This month I want to share with you a book I casually borrowed from the library that is so full of transformational information on the path to successful learning that I simply could not put it down. It is called Bounce- Mozart, Federer, Picasso, Beckham and the Science of Success, by Matthew Syed - a two-time Olympian, columnist for The Times of London, and a three-time Commonwealth Table Tennis Champion.
Using scientific research and case studies, this book reveals fascinating information about talent versus practice, motivation, hard work and will. For me as a teacher it was eye opening. For me as a musician it was well beyond encouraging and supportive. Bounce could have been named ‘Success’ as it delves into how we learn, what the requirements of successful learning are, and how champions reach their potential. I have shared information from this book with many of my students and have seen truly positive results.

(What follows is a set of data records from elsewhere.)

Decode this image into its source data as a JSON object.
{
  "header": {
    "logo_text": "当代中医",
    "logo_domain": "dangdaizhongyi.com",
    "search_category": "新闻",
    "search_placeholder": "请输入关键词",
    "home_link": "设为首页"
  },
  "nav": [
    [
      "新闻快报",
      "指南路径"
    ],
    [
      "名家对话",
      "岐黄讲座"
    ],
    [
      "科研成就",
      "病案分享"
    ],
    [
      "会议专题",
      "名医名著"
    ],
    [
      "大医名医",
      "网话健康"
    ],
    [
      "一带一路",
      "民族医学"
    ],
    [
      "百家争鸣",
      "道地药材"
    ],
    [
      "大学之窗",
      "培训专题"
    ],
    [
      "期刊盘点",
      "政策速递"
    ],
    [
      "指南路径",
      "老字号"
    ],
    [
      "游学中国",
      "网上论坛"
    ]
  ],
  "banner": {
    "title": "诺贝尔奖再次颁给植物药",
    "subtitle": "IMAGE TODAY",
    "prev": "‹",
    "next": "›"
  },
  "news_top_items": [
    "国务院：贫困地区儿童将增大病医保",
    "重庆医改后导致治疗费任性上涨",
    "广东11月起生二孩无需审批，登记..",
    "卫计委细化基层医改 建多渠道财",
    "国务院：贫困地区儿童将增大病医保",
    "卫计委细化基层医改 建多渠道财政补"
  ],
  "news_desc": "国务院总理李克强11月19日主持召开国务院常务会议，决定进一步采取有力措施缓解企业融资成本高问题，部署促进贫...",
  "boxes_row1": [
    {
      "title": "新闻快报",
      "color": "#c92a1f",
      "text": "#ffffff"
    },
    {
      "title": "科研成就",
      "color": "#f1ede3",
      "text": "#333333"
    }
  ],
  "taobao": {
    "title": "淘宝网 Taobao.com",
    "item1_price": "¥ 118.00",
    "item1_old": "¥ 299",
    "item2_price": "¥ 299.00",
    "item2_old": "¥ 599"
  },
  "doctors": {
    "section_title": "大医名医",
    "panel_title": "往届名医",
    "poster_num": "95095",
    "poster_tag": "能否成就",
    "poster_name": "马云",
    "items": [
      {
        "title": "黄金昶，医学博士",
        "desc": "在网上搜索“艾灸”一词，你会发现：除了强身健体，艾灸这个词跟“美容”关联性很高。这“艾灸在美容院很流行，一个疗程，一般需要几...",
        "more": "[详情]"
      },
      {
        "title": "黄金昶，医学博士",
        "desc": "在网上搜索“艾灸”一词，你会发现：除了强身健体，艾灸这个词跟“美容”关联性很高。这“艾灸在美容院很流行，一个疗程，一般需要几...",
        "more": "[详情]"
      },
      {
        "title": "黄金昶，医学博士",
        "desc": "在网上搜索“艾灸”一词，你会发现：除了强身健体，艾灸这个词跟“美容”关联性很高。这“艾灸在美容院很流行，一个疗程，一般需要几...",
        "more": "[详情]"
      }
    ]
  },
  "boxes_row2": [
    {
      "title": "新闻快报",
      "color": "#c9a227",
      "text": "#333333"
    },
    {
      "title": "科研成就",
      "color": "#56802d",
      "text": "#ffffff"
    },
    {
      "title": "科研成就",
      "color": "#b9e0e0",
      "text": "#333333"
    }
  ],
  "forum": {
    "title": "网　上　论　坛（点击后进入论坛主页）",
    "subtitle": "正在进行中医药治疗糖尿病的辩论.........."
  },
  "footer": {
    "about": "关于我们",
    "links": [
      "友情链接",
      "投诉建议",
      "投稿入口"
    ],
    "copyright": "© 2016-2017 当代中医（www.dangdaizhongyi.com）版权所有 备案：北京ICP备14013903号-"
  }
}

Bounce gives an example of Andre Agassi, the tennis champion, as a young boy agreeing with his father that if he were to hit a million tennis balls every year, he would
become so good that no one could beat him. Armed with that goal he committed to hitting 2500 balls every day! Mr. Syed’s research shows that champions are willing and motivated to make the time commitment of 10,000 hours – 3 hours every day for 10 years. Success, even for someone of the caliber of Mozart or Picasso, is an outgrowth of time spent at his or her craft rather than extraordinary talent or ability. (Yes, he does use Mozart as a case in point.)
While I might wish for students who would practice 3 hours every day – LOL – I see great strides possible by applying the learning techniques of champions. Two in particular stand out:
1. Directed practice: students strive to make each and every repetition an improvement on the previous one. No matter how many (or few) repetitions they make, they are always striving towards a new goal.
2. A growth mind set: students become willing to make errors in order to improve their performance. They follow the example of the skating champion trying to learn a triple salchow. Knowing that she will have to fall 1,000 times in order to master this new skill,
the skater does not interpret falling down as a failure. Armed with a ‘growth mind set’ she interprets falling down as evidence she IS improving. Failure is not something that saps her energy and vitality, but something that provided her with an opportunity to learn and adapt, and a necessary step on the road to success.
I highly recommend Bounce to you and wish you good teaching and good music.
You can find the book on Amazon by clicking the link below!